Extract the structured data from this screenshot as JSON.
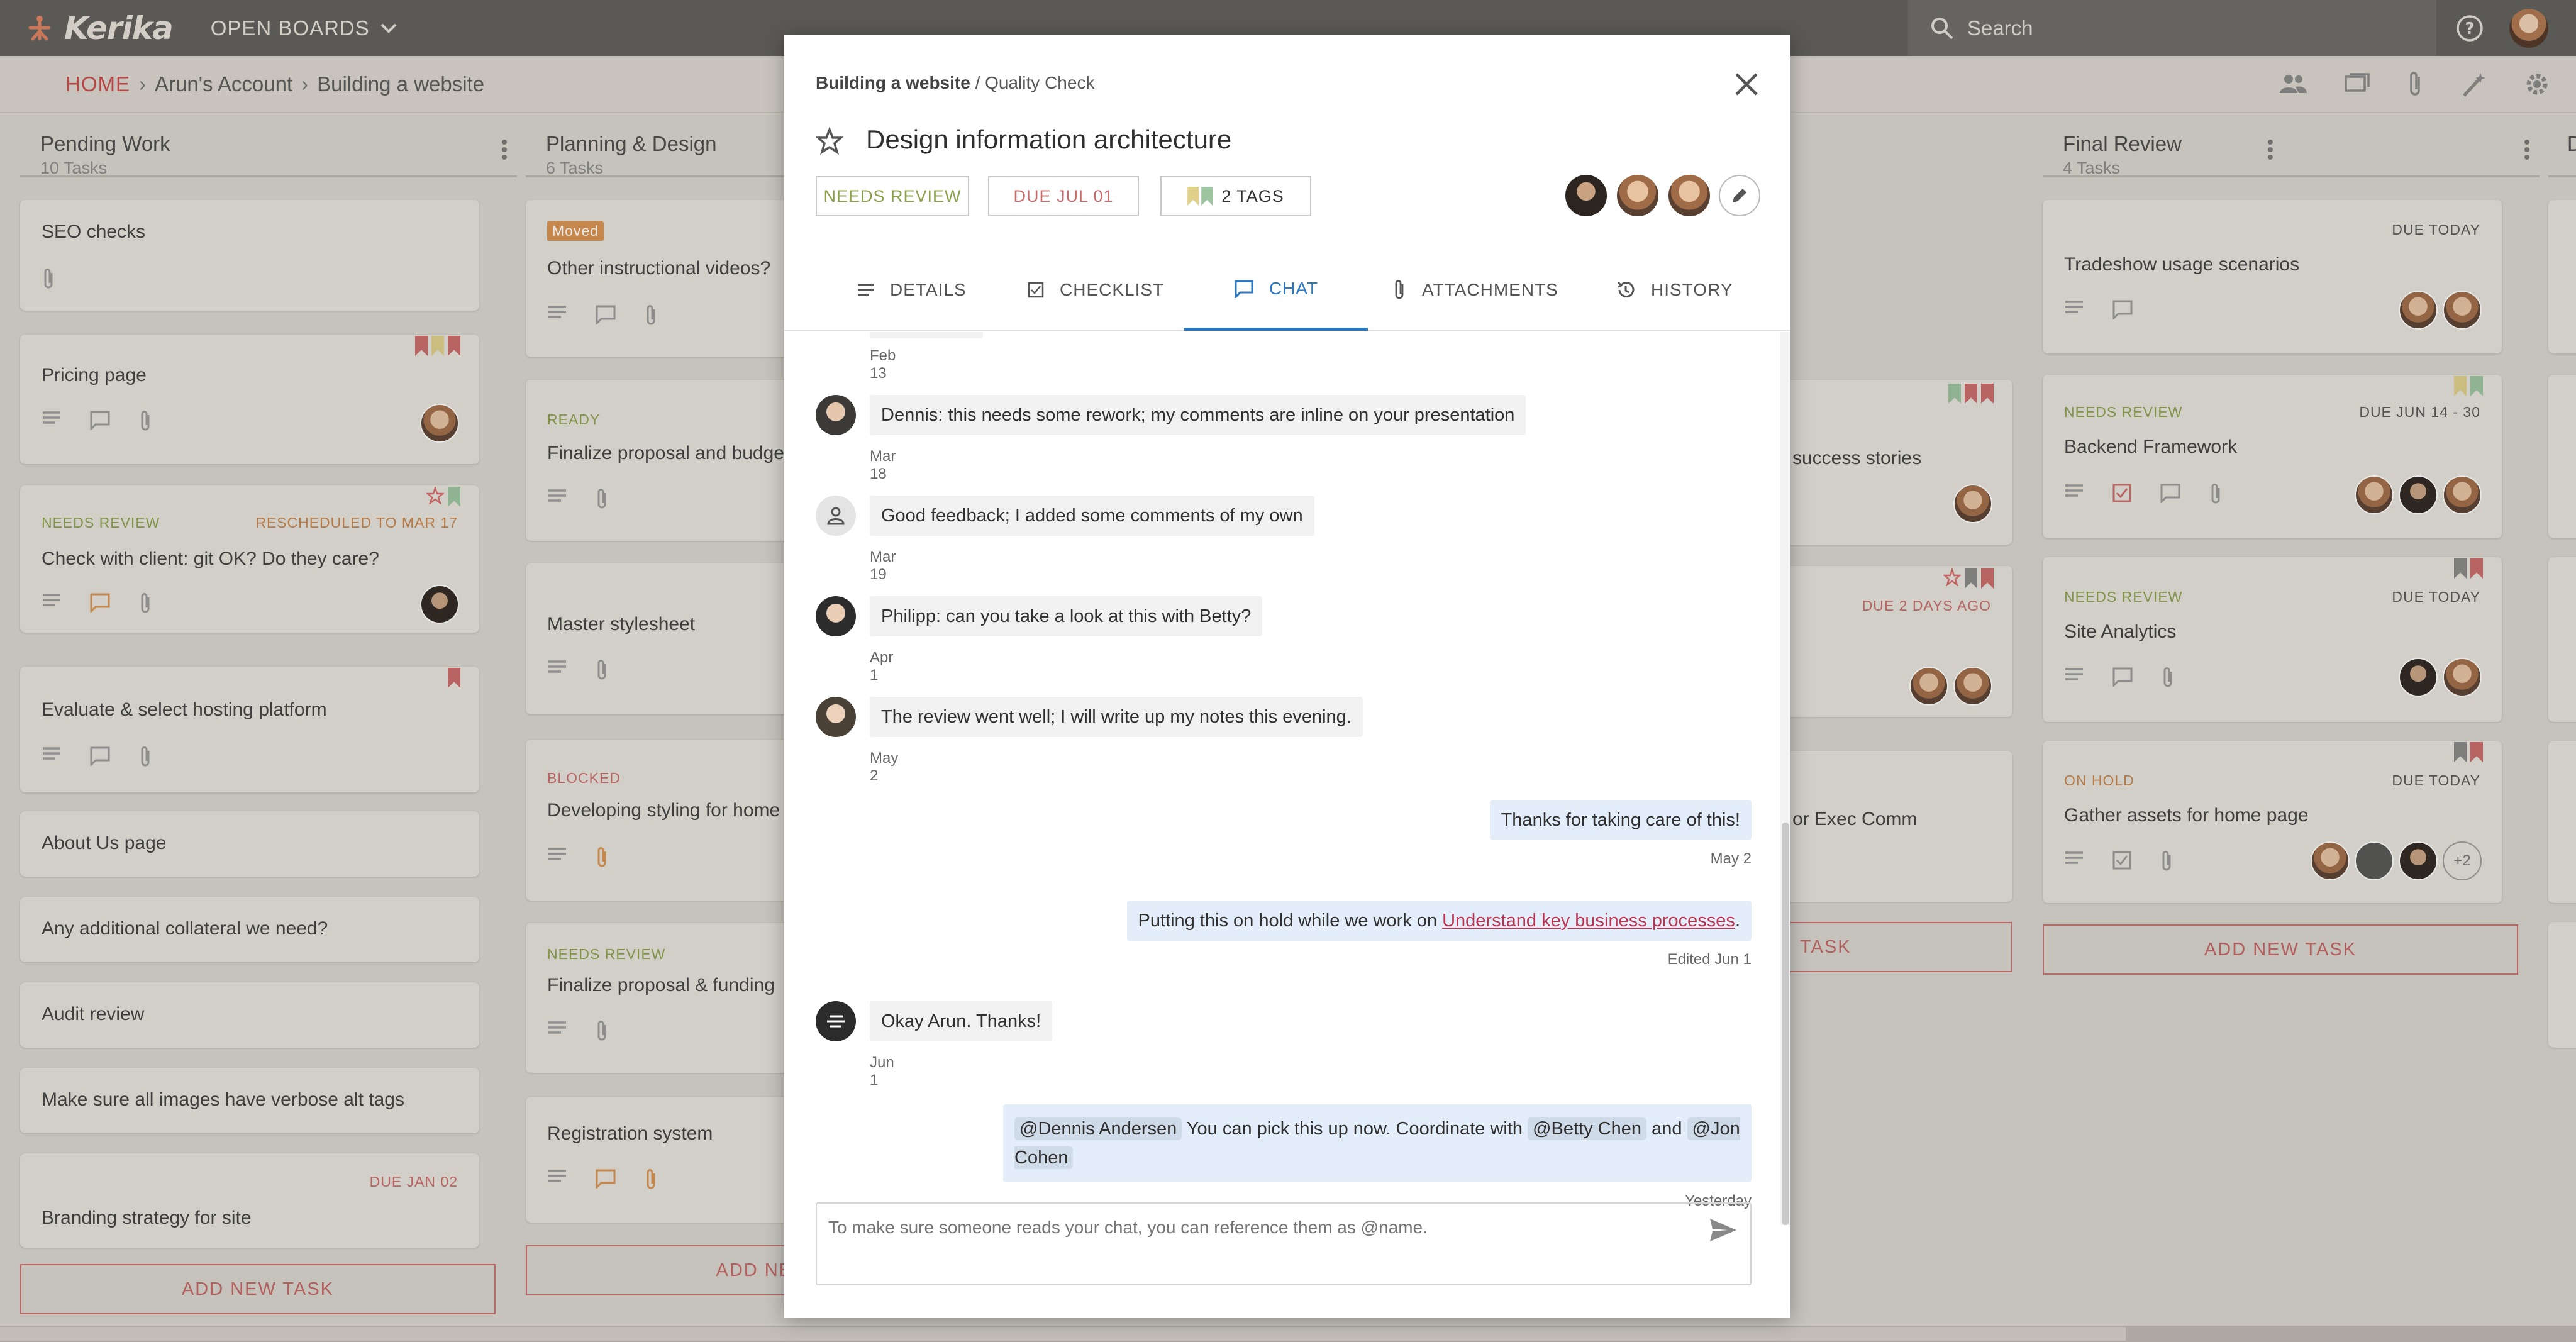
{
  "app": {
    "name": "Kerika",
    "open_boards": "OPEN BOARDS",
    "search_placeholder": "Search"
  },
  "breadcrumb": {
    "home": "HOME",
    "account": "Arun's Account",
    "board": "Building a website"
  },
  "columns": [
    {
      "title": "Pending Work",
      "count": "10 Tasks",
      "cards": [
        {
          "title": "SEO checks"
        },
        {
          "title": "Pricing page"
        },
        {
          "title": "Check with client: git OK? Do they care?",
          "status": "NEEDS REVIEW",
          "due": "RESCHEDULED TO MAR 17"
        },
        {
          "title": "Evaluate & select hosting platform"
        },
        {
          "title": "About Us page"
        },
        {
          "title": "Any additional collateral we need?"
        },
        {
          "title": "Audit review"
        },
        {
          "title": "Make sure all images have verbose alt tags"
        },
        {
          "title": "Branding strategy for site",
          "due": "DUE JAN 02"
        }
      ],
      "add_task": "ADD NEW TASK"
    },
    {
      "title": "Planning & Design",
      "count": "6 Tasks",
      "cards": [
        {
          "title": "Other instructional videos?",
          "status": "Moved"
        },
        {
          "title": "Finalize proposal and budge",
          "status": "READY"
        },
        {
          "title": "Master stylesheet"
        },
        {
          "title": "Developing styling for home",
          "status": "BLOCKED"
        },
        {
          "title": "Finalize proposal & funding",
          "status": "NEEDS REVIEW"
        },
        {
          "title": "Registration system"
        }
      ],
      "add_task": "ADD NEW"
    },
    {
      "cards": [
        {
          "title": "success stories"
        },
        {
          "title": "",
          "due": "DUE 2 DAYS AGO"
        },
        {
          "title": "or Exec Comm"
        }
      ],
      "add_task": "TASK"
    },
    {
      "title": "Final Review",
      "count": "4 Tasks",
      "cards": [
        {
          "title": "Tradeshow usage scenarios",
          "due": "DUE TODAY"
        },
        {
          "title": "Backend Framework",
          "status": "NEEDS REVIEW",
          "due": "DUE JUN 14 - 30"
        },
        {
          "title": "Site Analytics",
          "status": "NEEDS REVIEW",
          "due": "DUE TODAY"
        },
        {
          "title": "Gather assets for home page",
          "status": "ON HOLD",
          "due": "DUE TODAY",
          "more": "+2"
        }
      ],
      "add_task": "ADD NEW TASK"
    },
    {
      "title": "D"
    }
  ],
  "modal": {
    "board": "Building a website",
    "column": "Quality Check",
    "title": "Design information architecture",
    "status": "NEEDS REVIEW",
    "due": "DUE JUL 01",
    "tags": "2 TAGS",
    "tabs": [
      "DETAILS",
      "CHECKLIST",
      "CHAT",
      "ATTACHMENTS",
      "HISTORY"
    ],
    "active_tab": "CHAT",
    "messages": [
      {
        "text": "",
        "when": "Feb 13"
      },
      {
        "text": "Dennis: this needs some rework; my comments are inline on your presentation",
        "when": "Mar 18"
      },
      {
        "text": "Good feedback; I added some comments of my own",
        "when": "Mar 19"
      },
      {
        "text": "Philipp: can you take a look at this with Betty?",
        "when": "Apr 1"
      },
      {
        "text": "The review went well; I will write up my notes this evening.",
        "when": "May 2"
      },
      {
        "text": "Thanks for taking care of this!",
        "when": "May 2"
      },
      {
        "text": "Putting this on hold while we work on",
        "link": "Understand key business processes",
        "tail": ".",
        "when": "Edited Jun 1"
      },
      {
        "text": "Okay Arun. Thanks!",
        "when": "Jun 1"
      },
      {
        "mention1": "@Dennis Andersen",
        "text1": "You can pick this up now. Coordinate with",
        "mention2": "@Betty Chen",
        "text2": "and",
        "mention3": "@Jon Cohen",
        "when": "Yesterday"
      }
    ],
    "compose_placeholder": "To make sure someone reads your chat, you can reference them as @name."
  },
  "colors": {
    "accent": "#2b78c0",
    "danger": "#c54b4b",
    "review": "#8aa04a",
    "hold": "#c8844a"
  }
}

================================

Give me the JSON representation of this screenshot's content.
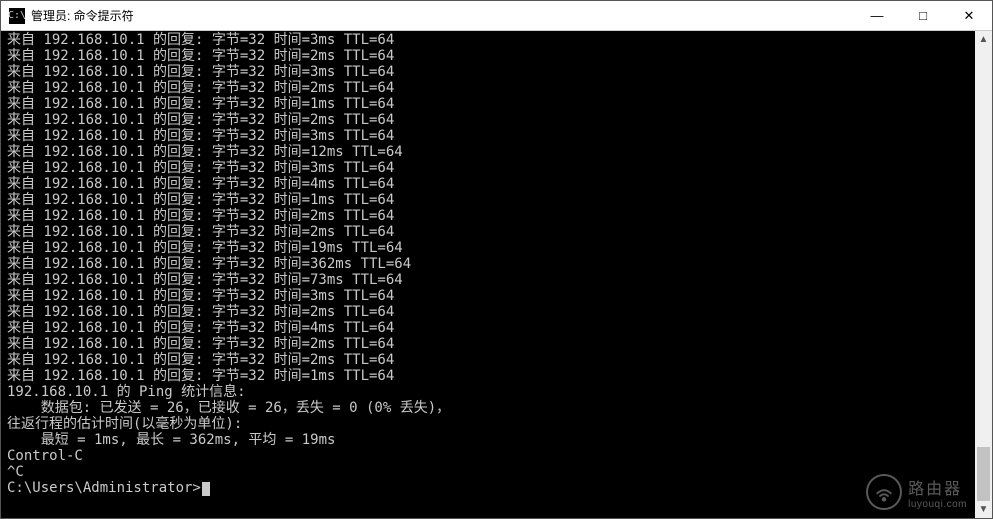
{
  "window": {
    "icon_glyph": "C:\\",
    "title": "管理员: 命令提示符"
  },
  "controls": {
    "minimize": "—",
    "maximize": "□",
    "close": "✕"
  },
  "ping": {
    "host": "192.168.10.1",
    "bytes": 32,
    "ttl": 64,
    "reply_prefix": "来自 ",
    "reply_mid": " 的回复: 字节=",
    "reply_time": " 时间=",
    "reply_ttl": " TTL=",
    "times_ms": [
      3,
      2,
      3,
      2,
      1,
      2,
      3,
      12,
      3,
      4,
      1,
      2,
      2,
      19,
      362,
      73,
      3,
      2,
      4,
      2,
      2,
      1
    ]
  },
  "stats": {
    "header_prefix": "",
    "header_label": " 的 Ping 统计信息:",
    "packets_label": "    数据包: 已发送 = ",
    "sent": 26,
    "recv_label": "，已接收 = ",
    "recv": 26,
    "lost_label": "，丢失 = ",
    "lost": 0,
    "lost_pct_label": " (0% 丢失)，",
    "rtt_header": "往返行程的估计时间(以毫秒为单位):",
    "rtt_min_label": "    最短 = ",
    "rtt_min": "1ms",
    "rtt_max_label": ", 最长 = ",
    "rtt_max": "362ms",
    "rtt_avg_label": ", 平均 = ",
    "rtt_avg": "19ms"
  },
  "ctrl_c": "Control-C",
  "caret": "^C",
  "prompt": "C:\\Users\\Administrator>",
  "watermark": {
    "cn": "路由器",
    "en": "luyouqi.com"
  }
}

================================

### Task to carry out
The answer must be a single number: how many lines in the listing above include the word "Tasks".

### Answer to the exercise
3